Sukhdev is a board member of the Global Reporting Initiative, a network that helps developing nations to evaluate the risks of foreign investment in the extraction of natural resources. About 25,000 corporations and nations follow its guidelines, including some Chinese companies.
The guidelines are applicable for African states preparing for industrial takeoff, he says. “Governments have to recognize that investment is not a gift, but a means to an end, which should not inflict extra costs on a nation with national resources.”
While the numbers of international funds and green projects are on the upswing, Sukhdev says regional institutions such as the African Development Bank are surpassing their goals, an indication of positive momentum toward the green economy in Africa.
He says a positive economic and social revolution is waiting to happen on the continent, and partnerships can make it happen faster. As part of the UNEP’s Partnership For Action on Green Economy initiative, countries can draw lessons and find models that work, he adds.
“It creates learning opportunities. No one country has achieved complete success, but everyone is moving forward.”
One member of the initiative is Jiangsu province in eastern China. Nestled in the Yangtze River Delta, the province enjoyed an economic boom that took a heavy toll on its environment. It has since introduced stringent measures to reverse the trend and has turned to the UNEP for support.
“I believe the success that will be recorded (in Jiangsu) will be replicated in other provinces, which will also join the program.”
Sukhdev is optimistic of the initiative’s success as it is based on partnerships and modeled on achieving economic transformation. “It’s finally all about the economy,” he adds.

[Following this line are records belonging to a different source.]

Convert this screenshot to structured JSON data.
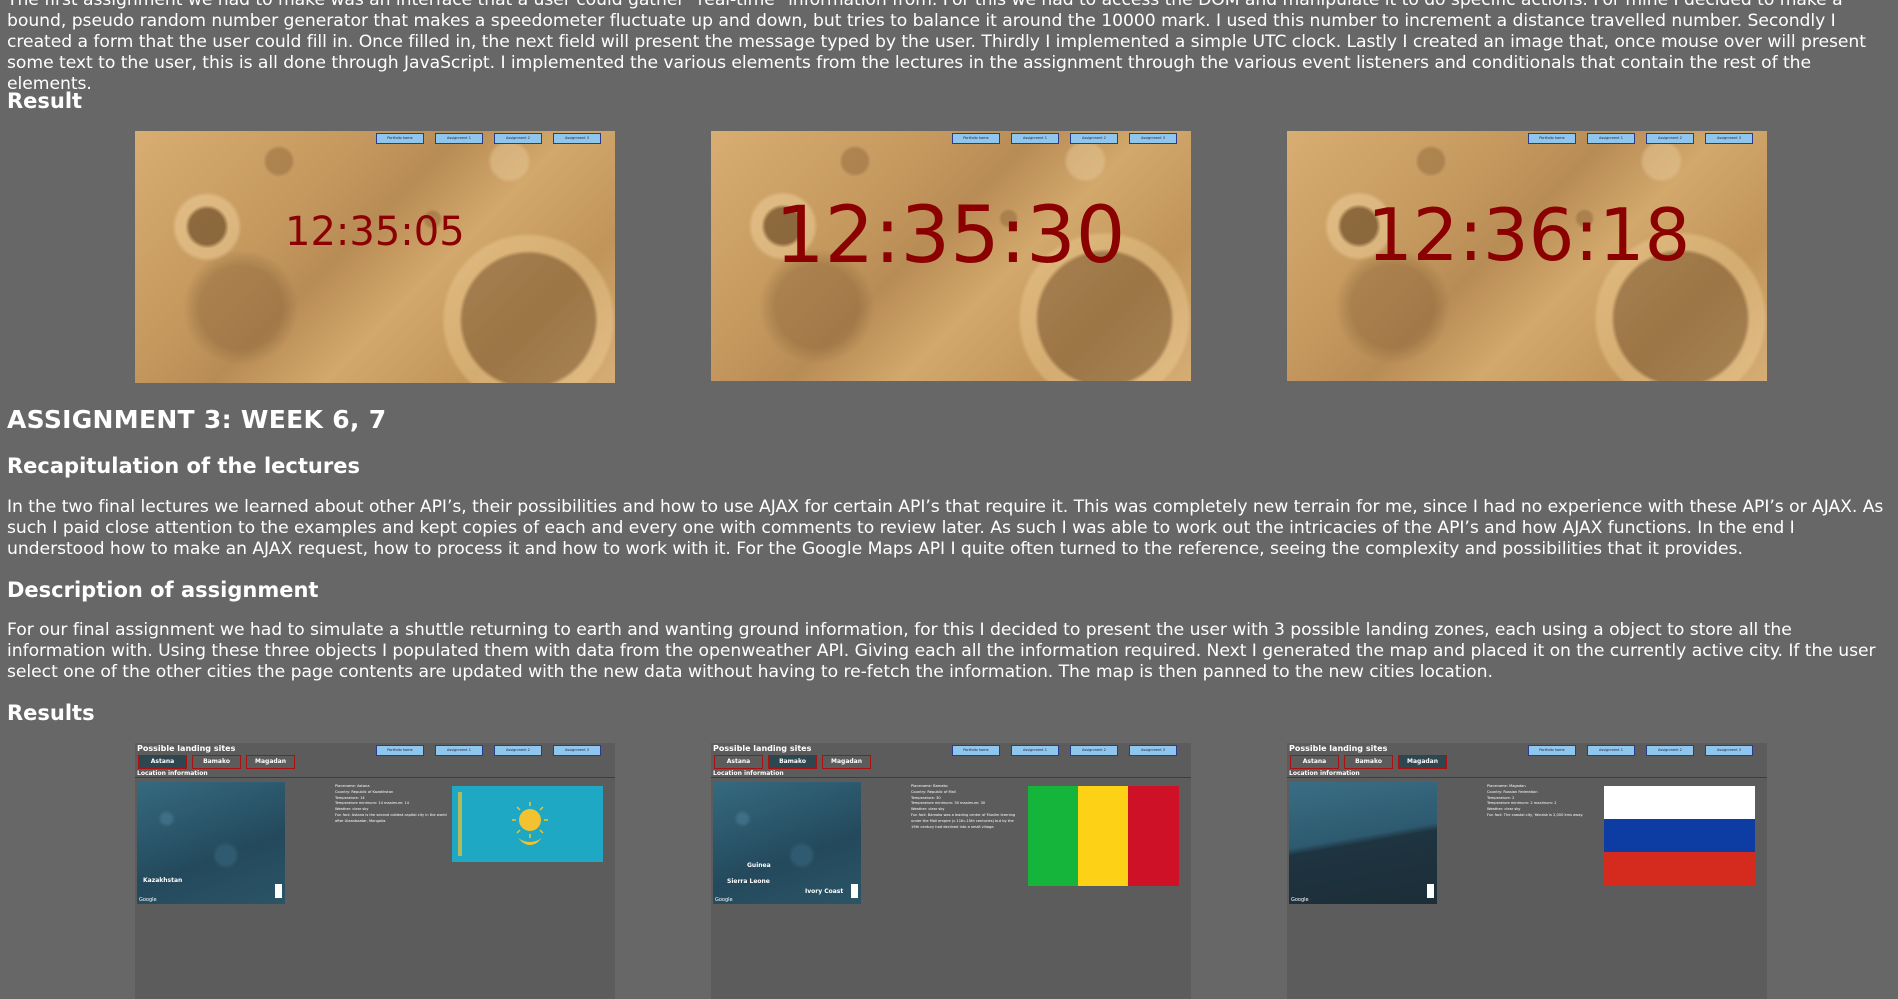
{
  "assignment2": {
    "intro_text": "The first assignment we had to make was an interface that a user could gather \"real-time\" information from. For this we had to access the DOM and manipulate it to do specific actions. For mine I decided to make a bound, pseudo random number generator that makes a speedometer fluctuate up and down, but tries to balance it around the 10000 mark. I used this number to increment a distance travelled number. Secondly I created a form that the user could fill in. Once filled in, the next field will present the message typed by the user. Thirdly I implemented a simple UTC clock. Lastly I created an image that, once mouse over will present some text to the user, this is all done through JavaScript. I implemented the various elements from the lectures in the assignment through the various event listeners and conditionals that contain the rest of the elements.",
    "result_heading": "Result",
    "screenshots": [
      {
        "time": "12:35:05"
      },
      {
        "time": "12:35:30"
      },
      {
        "time": "12:36:18"
      }
    ]
  },
  "nav_buttons": [
    "Portfolio home",
    "Assignment 1",
    "Assignment 2",
    "Assignment 3"
  ],
  "assignment3": {
    "title": "ASSIGNMENT 3: WEEK 6, 7",
    "recap_heading": "Recapitulation of the lectures",
    "recap_text": "In the two final lectures we learned about other API’s, their possibilities and how to use AJAX for certain API’s that require it. This was completely new terrain for me, since I had no experience with these API’s or AJAX. As such I paid close attention to the examples and kept copies of each and every one with comments to review later. As such I was able to work out the intricacies of the API’s and how AJAX functions. In the end I understood how to make an AJAX request, how to process it and how to work with it. For the Google Maps API I quite often turned to the reference, seeing the complexity and possibilities that it provides.",
    "desc_heading": "Description of assignment",
    "desc_text": "For our final assignment we had to simulate a shuttle returning to earth and wanting ground information, for this I decided to present the user with 3 possible landing zones, each using a object to store all the information with. Using these three objects I populated them with data from the openweather API. Giving each all the information required. Next I generated the map and placed it on the currently active city. If the user select one of the other cities the page contents are updated with the new data without having to re-fetch the information. The map is then panned to the new cities location.",
    "results_heading": "Results",
    "app": {
      "title": "Possible landing sites",
      "location_title": "Location information",
      "cities": [
        "Astana",
        "Bamako",
        "Magadan"
      ],
      "google": "Google"
    },
    "screens": [
      {
        "active": 0,
        "info": [
          "Placename: Astana",
          "Country: Republic of Kazakhstan",
          "Temperature: 14",
          "Temperature minimum: 14 maximum: 14",
          "Weather: clear sky",
          "Fun fact: Astana is the second coldest capital city in the world after Ulaanbaatar, Mongolia."
        ],
        "map_labels": [
          "Kazakhstan"
        ]
      },
      {
        "active": 1,
        "info": [
          "Placename: Bamako",
          "Country: Republic of Mali",
          "Temperature: 30",
          "Temperature minimum: 30 maximum: 30",
          "Weather: clear sky",
          "Fun fact: Bamako was a leading center of Muslim learning under the Mali empire (c.11th–15th centuries) but by the 19th century had declined into a small village."
        ],
        "map_labels": [
          "Guinea",
          "Sierra Leone",
          "Ivory Coast"
        ]
      },
      {
        "active": 2,
        "info": [
          "Placename: Magadan",
          "Country: Russian Federation",
          "Temperature: 2",
          "Temperature minimum: 2 maximum: 2",
          "Weather: clear sky",
          "Fun fact: The coastal city, Yakutsk is 2,000 kms away."
        ],
        "map_labels": []
      }
    ]
  },
  "colors": {
    "background": "#676767",
    "clock": "#8b0000",
    "nav_button": "#8fc6ee",
    "city_border": "#aa1111",
    "kz_flag": "#1fa8c4",
    "kz_sun": "#f2c230",
    "mali_green": "#14b53a",
    "mali_yellow": "#fcd116",
    "mali_red": "#ce1126",
    "ru_white": "#ffffff",
    "ru_blue": "#0d3da3",
    "ru_red": "#d52b1e"
  }
}
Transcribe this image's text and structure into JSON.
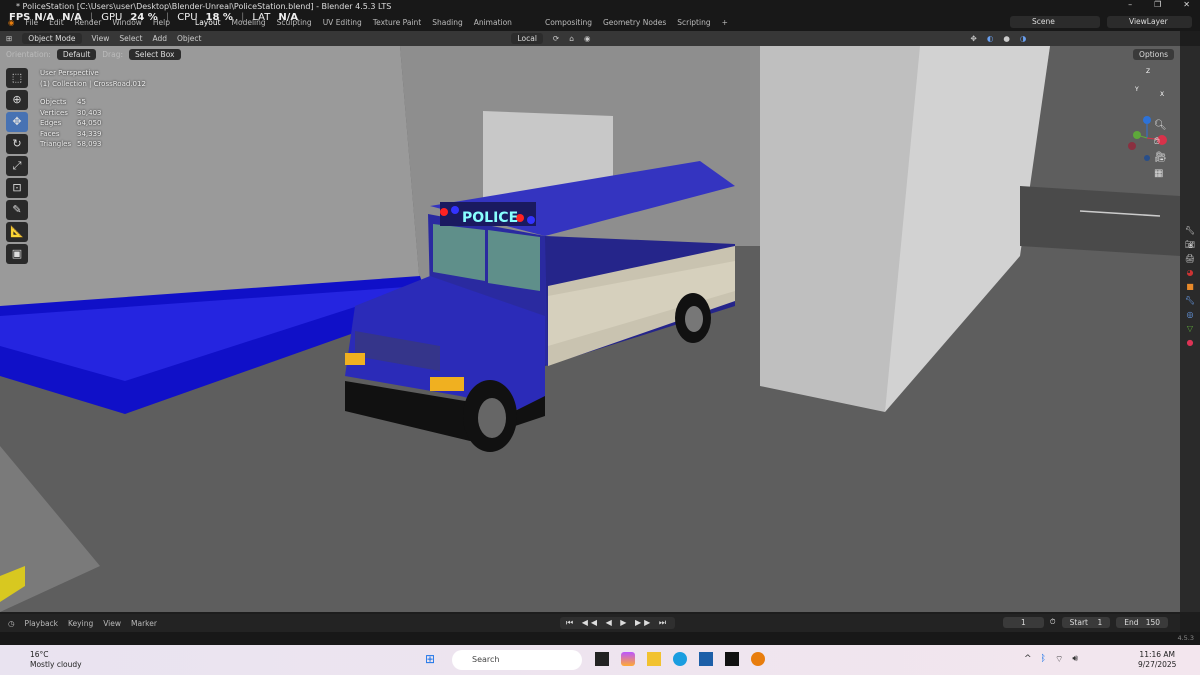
{
  "window": {
    "title": "* PoliceStation [C:\\Users\\user\\Desktop\\Blender-Unreal\\PoliceStation.blend] - Blender 4.5.3 LTS",
    "controls": [
      "–",
      "❐",
      "✕"
    ]
  },
  "hud": {
    "fps": "FPS",
    "fps_val": "N/A",
    "fps_val2": "N/A",
    "gpu": "GPU",
    "gpu_val": "24 %",
    "cpu": "CPU",
    "cpu_val": "18 %",
    "lat": "LAT",
    "lat_val": "N/A"
  },
  "menu": [
    "File",
    "Edit",
    "Render",
    "Window",
    "Help"
  ],
  "workspaces": [
    "Layout",
    "Modeling",
    "Sculpting",
    "UV Editing",
    "Texture Paint",
    "Shading",
    "Animation",
    "Compositing",
    "Geometry Nodes",
    "Scripting",
    "+"
  ],
  "scene": "Scene",
  "view_layer": "ViewLayer",
  "header": {
    "mode": "Object Mode",
    "menus": [
      "View",
      "Select",
      "Add",
      "Object"
    ],
    "transform": "Local"
  },
  "toolsettings": {
    "orientation_label": "Orientation:",
    "orientation": "Default",
    "drag_label": "Drag:",
    "drag": "Select Box",
    "options": "Options"
  },
  "overlay": {
    "view": "User Perspective",
    "collection": "(1) Collection | CrossRoad.012"
  },
  "stats": [
    [
      "Objects",
      "45"
    ],
    [
      "Vertices",
      "30,403"
    ],
    [
      "Edges",
      "64,050"
    ],
    [
      "Faces",
      "34,339"
    ],
    [
      "Triangles",
      "58,093"
    ]
  ],
  "scene_text": {
    "sign": "POLICE"
  },
  "gizmo": {
    "x": "X",
    "y": "Y",
    "z": "Z"
  },
  "timeline": {
    "menus": [
      "Playback",
      "Keying",
      "View",
      "Marker"
    ],
    "controls": "⏮ ◀◀ ◀ ▶ ▶▶ ⏭",
    "current": "1",
    "start_label": "Start",
    "start": "1",
    "end_label": "End",
    "end": "150"
  },
  "status": {
    "version": "4.5.3"
  },
  "taskbar": {
    "temp": "16°C",
    "weather": "Mostly cloudy",
    "search": "Search",
    "time": "11:16 AM",
    "date": "9/27/2025"
  }
}
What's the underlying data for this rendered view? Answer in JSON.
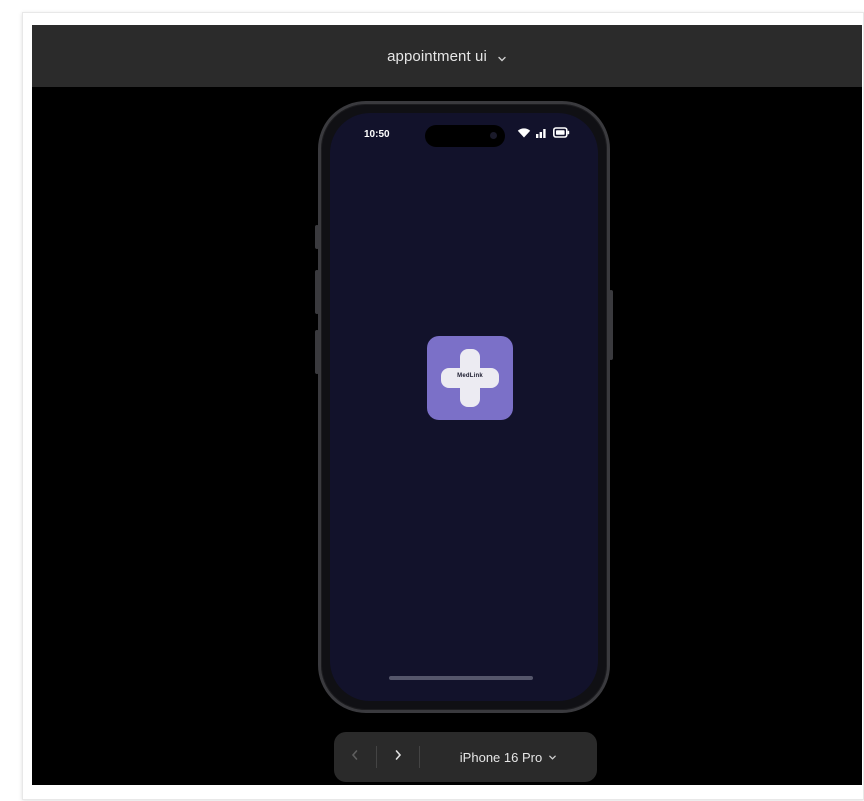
{
  "window": {
    "title": "appointment ui",
    "title_chevron_icon": "chevron-down-icon"
  },
  "phone": {
    "status": {
      "time": "10:50",
      "icons": [
        "wifi-icon",
        "cellular-signal-icon",
        "battery-icon"
      ]
    },
    "app": {
      "icon_name": "medical-cross-icon",
      "icon_label": "MedLink",
      "icon_bg_color": "#7b70c8",
      "screen_bg_color": "#12122b"
    }
  },
  "toolbar": {
    "back_icon": "chevron-left-icon",
    "forward_icon": "chevron-right-icon",
    "device_label": "iPhone 16 Pro",
    "device_chevron_icon": "chevron-down-icon"
  }
}
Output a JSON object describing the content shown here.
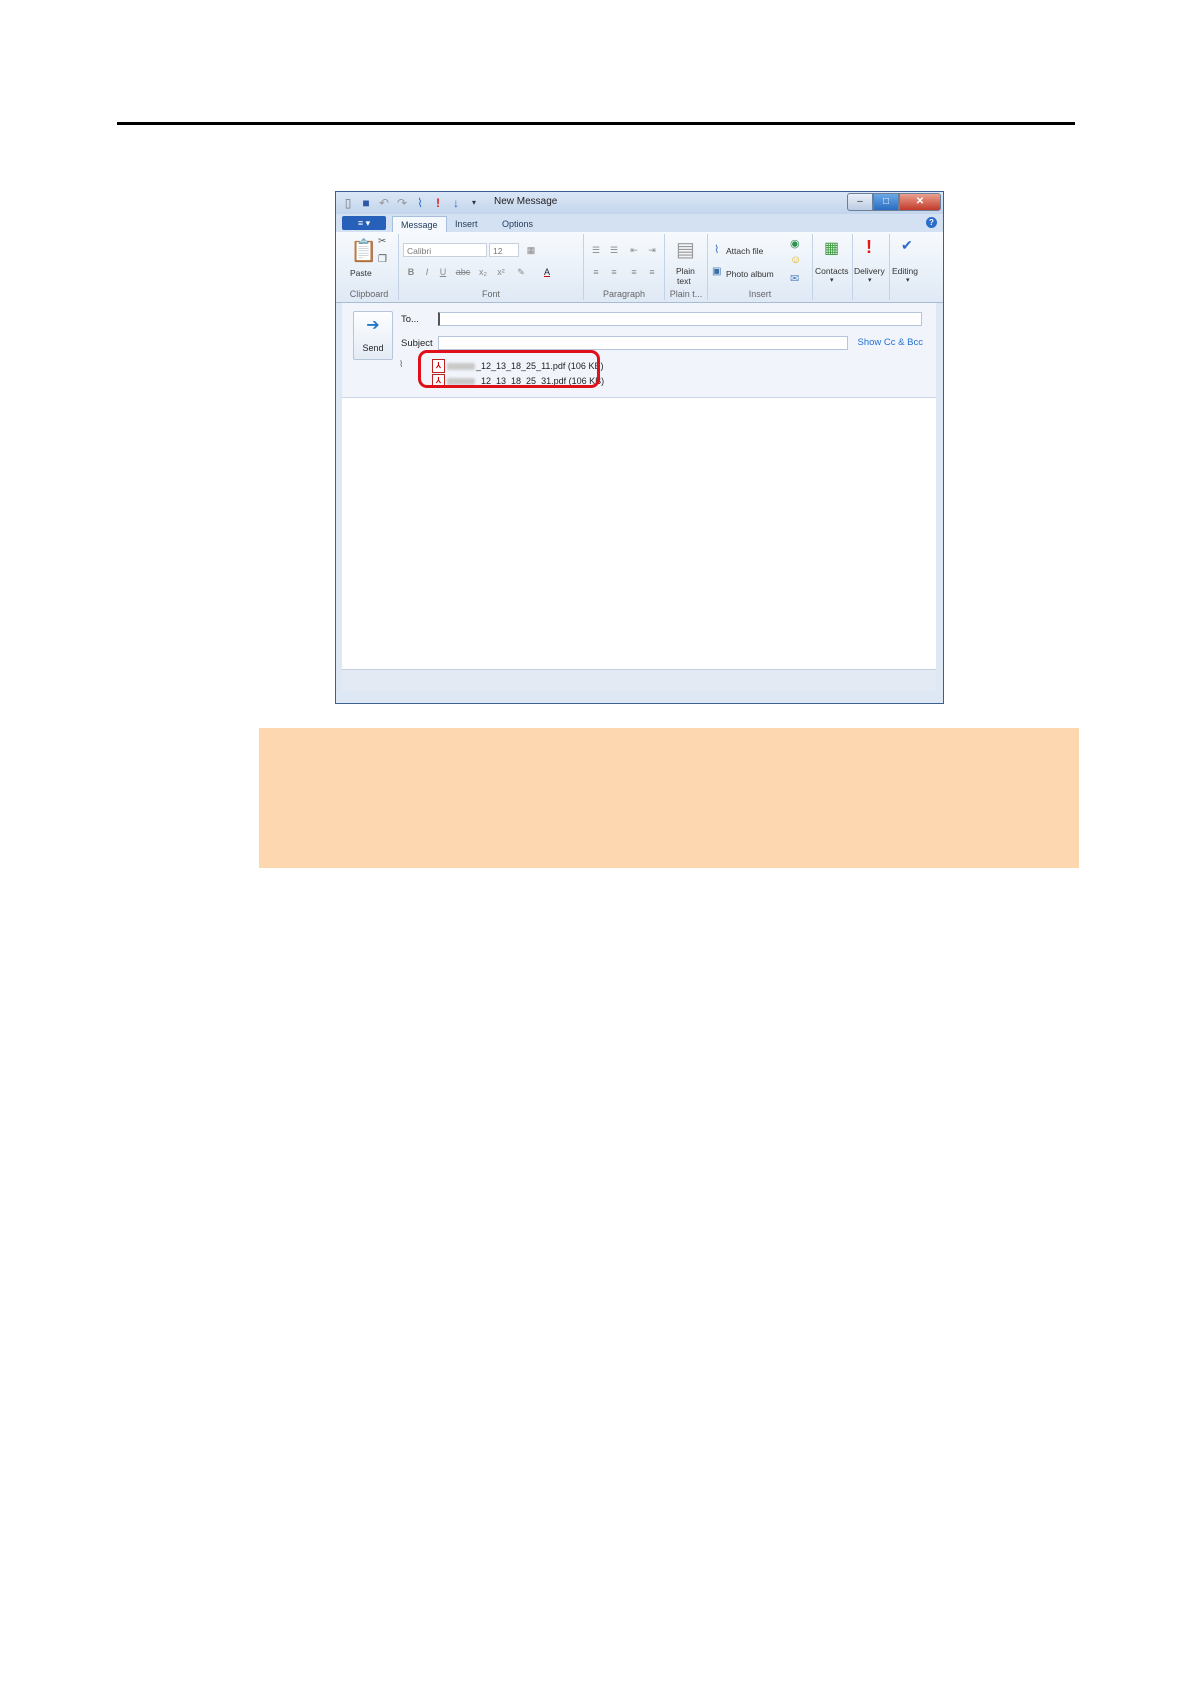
{
  "window": {
    "title": "New Message"
  },
  "tabs": [
    {
      "label": "Message"
    },
    {
      "label": "Insert"
    },
    {
      "label": "Options"
    }
  ],
  "ribbon": {
    "paste_label": "Paste",
    "clipboard_label": "Clipboard",
    "font_name": "Calibri",
    "font_size": "12",
    "font_label": "Font",
    "paragraph_label": "Paragraph",
    "plain_text_label_1": "Plain",
    "plain_text_label_2": "text",
    "plain_group_label": "Plain t...",
    "attach_file_label": "Attach file",
    "photo_album_label": "Photo album",
    "insert_label": "Insert",
    "contacts_label": "Contacts",
    "delivery_label": "Delivery",
    "editing_label": "Editing"
  },
  "compose": {
    "send_label": "Send",
    "to_label": "To...",
    "to_value": "",
    "subject_label": "Subject",
    "subject_value": "",
    "show_cc_bcc": "Show Cc & Bcc",
    "attachments": [
      {
        "name": "_12_13_18_25_11.pdf (106 KB)"
      },
      {
        "name": "_12_13_18_25_31.pdf (106 KB)"
      }
    ]
  },
  "colors": {
    "highlight_ring": "#e0101a",
    "note_background": "#fdd7b0"
  }
}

Pavan Sukhdev says he believes China is on the right path toward balancing economic development and environmental conservation.